As chiefs from across the country get set to meet in Gatineau, Que. for the annual special chiefs assembly, opposition to changes to C-58, the federal access to information act is gaining momentum.
“In my view, Bill C-58 is certainly a gift from the ghost of Christmas past,” said Bob Chamberlin, Vice-president of the Union of BC Indian Chiefs.
The main concern about amendments to the access to information laws is that requestors will need an exact date – rather than a time period to get information from the government.
“So this government’s pursuit now of having very specific asks be in the requirement leaves it for a greater opportunity for the rejection of the access to information,” Chamberlain. “And by rejecting that access rejects the opportunity for reconciliation and justice to be realized for First Nations people in Canada.”
Several leaders joined NDP MP Murray Rankin at the news conference and condemned the proposed legislation.
“Despite the profound effect that this bill will have on First Nations ability to get information about claims, disputes and grievances, they were not consulted,” said Rankin.
Neskonlith First Nation Chief Judy Wilson said no changes at all would be better.
“So if I’m trying to settle a claim they’re going to put up more barriers, bureaucratic barriers that my claim will not be settled,” she said. “I will not get access to that information.

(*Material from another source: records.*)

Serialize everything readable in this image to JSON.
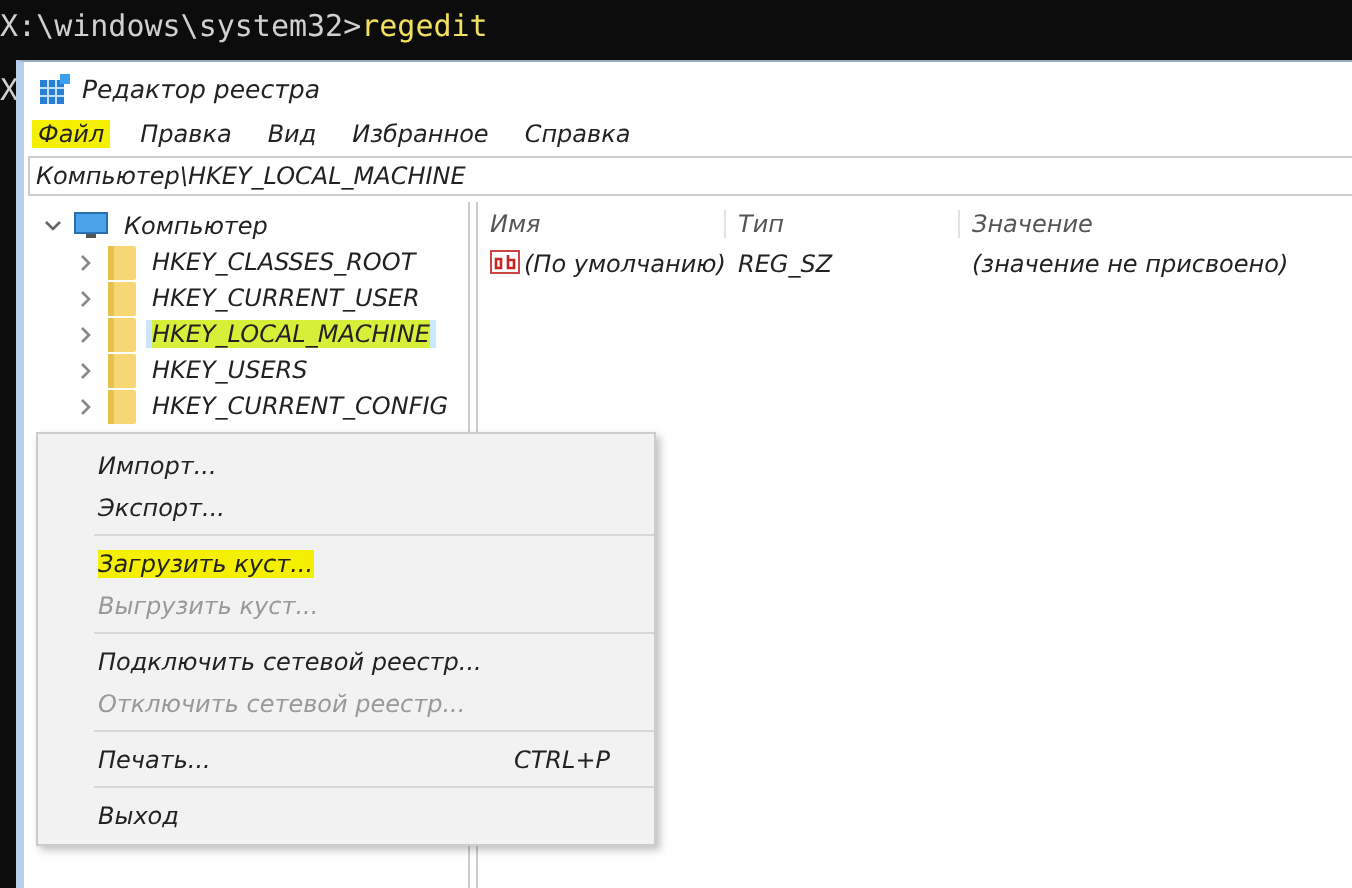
{
  "console": {
    "lines": [
      {
        "prompt": "X:\\windows\\system32>",
        "command": "regedit"
      },
      {
        "prompt": "X"
      }
    ]
  },
  "window": {
    "title": "Редактор реестра"
  },
  "menu_bar": [
    {
      "label": "Файл",
      "highlighted": true
    },
    {
      "label": "Правка",
      "highlighted": false
    },
    {
      "label": "Вид",
      "highlighted": false
    },
    {
      "label": "Избранное",
      "highlighted": false
    },
    {
      "label": "Справка",
      "highlighted": false
    }
  ],
  "address_bar": {
    "value": "Компьютер\\HKEY_LOCAL_MACHINE"
  },
  "tree": [
    {
      "label": "Компьютер",
      "kind": "computer",
      "expanded": true,
      "selected": false,
      "highlighted": false,
      "children": [
        {
          "label": "HKEY_CLASSES_ROOT",
          "kind": "folder",
          "expanded": false,
          "selected": false,
          "highlighted": false
        },
        {
          "label": "HKEY_CURRENT_USER",
          "kind": "folder",
          "expanded": false,
          "selected": false,
          "highlighted": false
        },
        {
          "label": "HKEY_LOCAL_MACHINE",
          "kind": "folder",
          "expanded": false,
          "selected": true,
          "highlighted": true
        },
        {
          "label": "HKEY_USERS",
          "kind": "folder",
          "expanded": false,
          "selected": false,
          "highlighted": false
        },
        {
          "label": "HKEY_CURRENT_CONFIG",
          "kind": "folder",
          "expanded": false,
          "selected": false,
          "highlighted": false
        }
      ]
    }
  ],
  "values_table": {
    "columns": [
      "Имя",
      "Тип",
      "Значение"
    ],
    "rows": [
      {
        "name": "(По умолчанию)",
        "type": "REG_SZ",
        "data": "(значение не присвоено)"
      }
    ]
  },
  "file_menu": [
    {
      "kind": "item",
      "label": "Импорт...",
      "disabled": false,
      "highlighted": false
    },
    {
      "kind": "item",
      "label": "Экспорт...",
      "disabled": false,
      "highlighted": false
    },
    {
      "kind": "separator"
    },
    {
      "kind": "item",
      "label": "Загрузить куст...",
      "disabled": false,
      "highlighted": true
    },
    {
      "kind": "item",
      "label": "Выгрузить куст...",
      "disabled": true,
      "highlighted": false
    },
    {
      "kind": "separator"
    },
    {
      "kind": "item",
      "label": "Подключить сетевой реестр...",
      "disabled": false,
      "highlighted": false
    },
    {
      "kind": "item",
      "label": "Отключить сетевой реестр...",
      "disabled": true,
      "highlighted": false
    },
    {
      "kind": "separator"
    },
    {
      "kind": "item",
      "label": "Печать...",
      "shortcut": "CTRL+P",
      "disabled": false,
      "highlighted": false
    },
    {
      "kind": "separator"
    },
    {
      "kind": "item",
      "label": "Выход",
      "disabled": false,
      "highlighted": false
    }
  ]
}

“They have put more of a tiered process into limiting that access to information. So that’s why it’s actually worse than the status quo.”
Chamberlain said the bill must not go ahead.
“Bill C-58 is a regressive piece of legislation that needs to be abandoned,” he said.
The bill is going into third reading in the House of Commons before going to the Senate.
“We’re going to be putting all our efforts into the Senate level to actually call for withdrawing or killing this bill,” said Wilson.
Wilson said she’d introduce a resolution opposing C-58 at the special chiefs assembly.